One of the attractions of the Westonbirt Arboretum (other than a greater variety of species) might be the outdoor play trail, but what is a wood if not nature's very own playground? On our walk we found conkers (yes, at last!), balanced and climbed on logs, found sticks to make catapaulty things (Son carries an old shoe lace at all times for accessorising sticks), had an ongoing competition to find the biggest and scrunchiest pile of leaves, made walking staffs, found badger holes, brushed up our tree identification (mostly beech and hazel), and guessed how old the biggest trees were. Who needs to pay to go round an outdoor play trail?!

Have you been down to the woods this year?

Friday, 2 November 2012

Food Waste Friday - Halloween


We were away for a few days at the start of the week and the waste got a bit out of control with no chickens or compost bin to fill.

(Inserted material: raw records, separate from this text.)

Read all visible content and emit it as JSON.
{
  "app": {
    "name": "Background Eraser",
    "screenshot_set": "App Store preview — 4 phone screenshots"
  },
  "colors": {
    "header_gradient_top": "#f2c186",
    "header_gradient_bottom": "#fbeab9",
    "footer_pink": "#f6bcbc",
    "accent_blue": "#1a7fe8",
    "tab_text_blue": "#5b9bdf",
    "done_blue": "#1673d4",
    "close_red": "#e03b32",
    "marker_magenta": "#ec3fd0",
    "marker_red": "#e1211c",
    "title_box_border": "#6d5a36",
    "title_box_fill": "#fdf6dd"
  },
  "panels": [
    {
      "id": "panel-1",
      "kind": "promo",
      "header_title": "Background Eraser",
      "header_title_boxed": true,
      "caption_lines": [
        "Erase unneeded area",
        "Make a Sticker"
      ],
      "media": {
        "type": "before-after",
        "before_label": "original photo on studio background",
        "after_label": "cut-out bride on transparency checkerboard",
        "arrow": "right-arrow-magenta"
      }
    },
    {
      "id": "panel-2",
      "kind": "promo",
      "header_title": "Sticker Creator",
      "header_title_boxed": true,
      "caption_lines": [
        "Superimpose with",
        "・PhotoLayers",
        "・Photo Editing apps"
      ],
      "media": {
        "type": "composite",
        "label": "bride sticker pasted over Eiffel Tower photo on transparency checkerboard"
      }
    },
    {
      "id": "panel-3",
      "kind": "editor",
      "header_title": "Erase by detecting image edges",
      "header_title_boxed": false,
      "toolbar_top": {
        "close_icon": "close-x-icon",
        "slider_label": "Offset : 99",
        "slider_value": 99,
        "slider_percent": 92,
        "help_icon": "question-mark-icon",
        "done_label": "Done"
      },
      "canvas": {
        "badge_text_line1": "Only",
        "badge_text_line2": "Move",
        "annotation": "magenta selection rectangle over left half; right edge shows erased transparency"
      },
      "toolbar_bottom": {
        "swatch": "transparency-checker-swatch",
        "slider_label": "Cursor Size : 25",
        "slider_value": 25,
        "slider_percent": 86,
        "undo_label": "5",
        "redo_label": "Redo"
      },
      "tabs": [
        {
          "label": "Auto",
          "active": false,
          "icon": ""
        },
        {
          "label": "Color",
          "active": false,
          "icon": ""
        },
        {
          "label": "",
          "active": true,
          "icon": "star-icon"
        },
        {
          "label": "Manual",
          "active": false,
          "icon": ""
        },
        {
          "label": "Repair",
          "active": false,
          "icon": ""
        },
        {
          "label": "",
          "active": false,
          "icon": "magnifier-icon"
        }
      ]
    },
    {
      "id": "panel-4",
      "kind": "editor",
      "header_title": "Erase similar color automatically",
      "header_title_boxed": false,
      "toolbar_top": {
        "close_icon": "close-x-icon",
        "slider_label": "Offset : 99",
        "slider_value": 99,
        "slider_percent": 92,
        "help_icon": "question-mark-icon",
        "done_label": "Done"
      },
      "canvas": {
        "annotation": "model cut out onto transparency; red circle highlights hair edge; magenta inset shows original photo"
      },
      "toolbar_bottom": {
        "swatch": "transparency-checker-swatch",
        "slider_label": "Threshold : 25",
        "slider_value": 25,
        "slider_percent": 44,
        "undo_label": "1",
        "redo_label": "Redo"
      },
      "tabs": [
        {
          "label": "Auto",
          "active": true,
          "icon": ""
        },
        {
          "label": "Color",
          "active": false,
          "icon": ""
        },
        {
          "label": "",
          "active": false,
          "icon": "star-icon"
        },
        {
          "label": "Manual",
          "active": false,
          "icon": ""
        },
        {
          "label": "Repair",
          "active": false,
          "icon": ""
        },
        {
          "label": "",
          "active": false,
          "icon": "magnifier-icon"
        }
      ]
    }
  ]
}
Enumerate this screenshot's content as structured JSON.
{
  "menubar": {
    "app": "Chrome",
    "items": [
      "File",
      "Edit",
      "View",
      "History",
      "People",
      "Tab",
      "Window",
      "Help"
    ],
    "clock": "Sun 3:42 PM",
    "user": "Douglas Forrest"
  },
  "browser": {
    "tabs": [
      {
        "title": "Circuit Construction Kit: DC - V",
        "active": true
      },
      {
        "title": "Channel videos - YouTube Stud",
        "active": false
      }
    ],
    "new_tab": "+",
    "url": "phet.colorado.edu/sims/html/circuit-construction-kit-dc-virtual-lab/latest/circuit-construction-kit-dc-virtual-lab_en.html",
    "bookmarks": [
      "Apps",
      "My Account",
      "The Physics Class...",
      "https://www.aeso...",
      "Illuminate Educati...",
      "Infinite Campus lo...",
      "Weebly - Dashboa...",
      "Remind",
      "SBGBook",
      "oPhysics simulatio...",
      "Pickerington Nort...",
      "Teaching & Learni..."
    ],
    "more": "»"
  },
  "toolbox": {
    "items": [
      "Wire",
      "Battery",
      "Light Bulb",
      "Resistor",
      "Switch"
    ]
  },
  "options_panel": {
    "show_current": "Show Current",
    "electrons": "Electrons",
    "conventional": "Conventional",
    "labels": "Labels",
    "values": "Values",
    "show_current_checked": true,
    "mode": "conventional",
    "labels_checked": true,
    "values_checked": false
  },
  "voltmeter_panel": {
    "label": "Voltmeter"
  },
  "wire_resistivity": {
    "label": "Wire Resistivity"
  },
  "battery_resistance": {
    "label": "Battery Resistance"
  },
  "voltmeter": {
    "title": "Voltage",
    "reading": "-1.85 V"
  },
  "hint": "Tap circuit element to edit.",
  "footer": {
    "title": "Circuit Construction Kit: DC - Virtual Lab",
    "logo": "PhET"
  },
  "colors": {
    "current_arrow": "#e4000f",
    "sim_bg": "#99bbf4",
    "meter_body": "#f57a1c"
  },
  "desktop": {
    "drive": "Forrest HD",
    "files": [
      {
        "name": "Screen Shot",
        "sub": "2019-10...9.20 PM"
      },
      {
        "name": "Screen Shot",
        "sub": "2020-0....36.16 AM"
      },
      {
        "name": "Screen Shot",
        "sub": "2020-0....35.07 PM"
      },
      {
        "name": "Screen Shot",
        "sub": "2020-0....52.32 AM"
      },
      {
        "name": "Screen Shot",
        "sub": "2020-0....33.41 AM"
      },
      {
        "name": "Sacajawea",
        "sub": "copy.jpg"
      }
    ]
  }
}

Fast forward to the end of the week and we were back on track, making use of our pumpkin wastage.



Spicy pumpkin soup and roasted pumpkin seeds. It's hard to go wrong with pumpkin soup and it was delicious, but we all agreed that whilst the olive oil and soy sauce part of the roasted pumpkin seed recipe was tasty, the seeds themselves were nigh on indigestible. I battled on when everyone else had given up in the name of zero food waste, but even I had to admit defeat, and they were eventually composted.

This year was the wettest Hallowe'en we've known; only one group of trick or treaters arrived at the doorstep, so we have sweetie wastage too. The kids are taking care of that though.

Everyday Life On A Shoestring's use what you've got and make it up as you go along Pumpkin Soup Recipe

Ingredients

The scoopings out of two medium sized pumpkins
A couple of mediuim sized onions
A couple of potatoes
2 tsp veg bouillon powder
1 - 2 tsp medium curry powder to your own taste
Water

Put all the vegetables, bouillon powder and spices in a large saucepan and cover with water. Bring to the boil, and then simmer for approx half an hour. Blend the soup and serve. 


FoodWasteFriday
Food Waste Friday was dreamt up by thefrugalgirl.com, to encourage people to use up food instead of waste it.